## Task requirements
Copy out all of the data that follows, exactly as it appears.
---
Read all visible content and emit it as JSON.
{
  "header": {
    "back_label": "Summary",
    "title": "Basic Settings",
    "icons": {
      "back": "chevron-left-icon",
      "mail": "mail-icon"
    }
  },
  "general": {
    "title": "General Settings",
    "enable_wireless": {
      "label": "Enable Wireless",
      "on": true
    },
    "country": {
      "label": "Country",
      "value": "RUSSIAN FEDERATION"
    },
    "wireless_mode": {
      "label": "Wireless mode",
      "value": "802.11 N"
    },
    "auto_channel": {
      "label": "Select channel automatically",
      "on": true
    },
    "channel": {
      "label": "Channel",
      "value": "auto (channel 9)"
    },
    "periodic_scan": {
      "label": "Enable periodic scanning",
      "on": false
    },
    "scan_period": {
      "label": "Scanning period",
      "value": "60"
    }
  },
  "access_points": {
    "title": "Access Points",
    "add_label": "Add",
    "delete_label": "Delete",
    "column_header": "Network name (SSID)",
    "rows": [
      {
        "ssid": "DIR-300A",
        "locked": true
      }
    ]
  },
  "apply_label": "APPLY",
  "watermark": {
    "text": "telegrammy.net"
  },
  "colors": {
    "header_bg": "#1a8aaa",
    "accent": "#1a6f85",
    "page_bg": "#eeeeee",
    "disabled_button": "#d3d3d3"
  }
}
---
## Solution to this exercise
Read all visible content and emit it as JSON.
{
  "header": {
    "back_label": "Summary",
    "title": "Basic Settings",
    "icons": {
      "back": "chevron-left-icon",
      "mail": "mail-icon"
    }
  },
  "general": {
    "title": "General Settings",
    "enable_wireless": {
      "label": "Enable Wireless",
      "on": true
    },
    "country": {
      "label": "Country",
      "value": "RUSSIAN FEDERATION"
    },
    "wireless_mode": {
      "label": "Wireless mode",
      "value": "802.11 N"
    },
    "auto_channel": {
      "label": "Select channel automatically",
      "on": true
    },
    "channel": {
      "label": "Channel",
      "value": "auto (channel 9)"
    },
    "periodic_scan": {
      "label": "Enable periodic scanning",
      "on": false
    },
    "scan_period": {
      "label": "Scanning period",
      "value": "60"
    }
  },
  "access_points": {
    "title": "Access Points",
    "add_label": "Add",
    "delete_label": "Delete",
    "column_header": "Network name (SSID)",
    "rows": [
      {
        "ssid": "DIR-300A",
        "locked": true
      }
    ]
  },
  "apply_label": "APPLY",
  "watermark": {
    "text": "telegrammy.net"
  },
  "colors": {
    "header_bg": "#1a8aaa",
    "accent": "#1a6f85",
    "page_bg": "#eeeeee",
    "disabled_button": "#d3d3d3"
  }
}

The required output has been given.